Number one: Weird. I thought after being featured in People's "50 Most Beautiful People," reaching alterna-hunk status, and shooting enough dope to kill a herd of wildebeest in the '90s, Dando had retired to a syringe-filled apartment, paid for by the royalties of past success, to smoke rock and lament about the glory days.
Number two: If Dando does still exist (it's true he's released well-received solo work in the last few years), and he's in front of a band called the Lemonheads, with a new record called The Lemonheads, he's obviously trying to capitalize on '90s nostalgia, and sell enough records to pay for a pound of China white before people realize they forked over cash for an album that never should have been made in the first place.
Like I said, call me a cynic.
Then The Lemonheads (Vagrant), released in September, arrived in the mail. The band's lineup has always fluctuated, with Dando the lone constant, and for this record drummer Bill Stevenson and bassist Karl Alvarez, both of Descendents fame, round out the group. Shocking as it seems, Lemonheads isn't garbage. At least I was surprised. Maybe you've always had faith in Dando.
There's reason for faith. While many people remember the insipid cover of "Mrs. Robinson," appearances on Live with Regis and Kathie Lee, the epic drug use, the fanzine Die, Evan Dando, Die, and the laughable meltdown, It's a Shame About Ray remains an early '90s alt-rock essential. Prior to the band's stint with Atlantic, the Lemonheads released three legit records on Taang!, and a hard-to-find objet d'art, indie EP Laughing All the Way to the Cleaners, in '86. Dando—a lawyer's son from Essex, Massachusetts—launched the first incarnation of the Lemonheads while a senior at an itsy-bitsy, private high school in Boston. His influences: the local hardcore/punk scene, bands like the Buzzcocks and Black Flag, and, apparently, the idea of being a "rock star."
He was good at playing the "rock star." He has the scars and bad press to prove it.
What makes Lemonheads better than expected is that, with his 40th birthday looming, Dando has lost the drugged-out, pretty-boy, hair-in-face façade, and reverted to what made the Lemonheads interesting in the first place: ear-tickling pop chops infused with a sense of melancholy that makes the whole thing matter. Dando is something like a post-slacker Tom Petty on The Lemonheads—the opener "Black Gown," and the Americana-laced "Baby's Home" leading the way. Stevenson and Alvarez, with their punk credentials, seem at home. It's a predictable record, but most pop is. Good pop almost always is.

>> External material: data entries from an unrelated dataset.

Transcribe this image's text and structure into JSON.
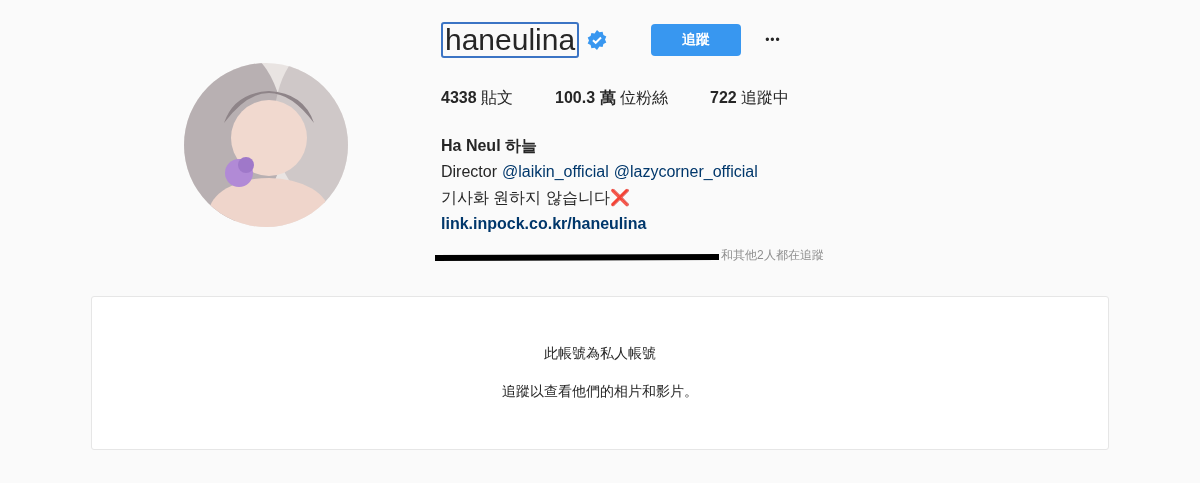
{
  "profile": {
    "username": "haneulina",
    "username_outlined": true,
    "verified": true,
    "follow_button": "追蹤",
    "more_button": "•••"
  },
  "stats": [
    {
      "count": "4338",
      "label": "貼文"
    },
    {
      "count": "100.3 萬",
      "label": "位粉絲"
    },
    {
      "count": "722",
      "label": "追蹤中"
    }
  ],
  "bio": {
    "name": "Ha Neul 하늘",
    "prefix": "Director",
    "mentions": [
      "@laikin_official",
      "@lazycorner_official"
    ],
    "line": "기사화 원하지 않습니다❌",
    "link": "link.inpock.co.kr/haneulina"
  },
  "followed_by": {
    "redacted": true,
    "text": "和其他2人都在追蹤"
  },
  "private_notice": {
    "title": "此帳號為私人帳號",
    "message": "追蹤以查看他們的相片和影片。"
  }
}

Whether Dando is simply cashing in on the marketability of a band name he forsook a decade ago is debatable. If he is, considering the mud he's dragged the name through, Dando deserves his money. Making us forget he's a punchline would be a monumental accomplishment. The Lemonheads doesn't clear the slate, but it makes you rethink things a bit.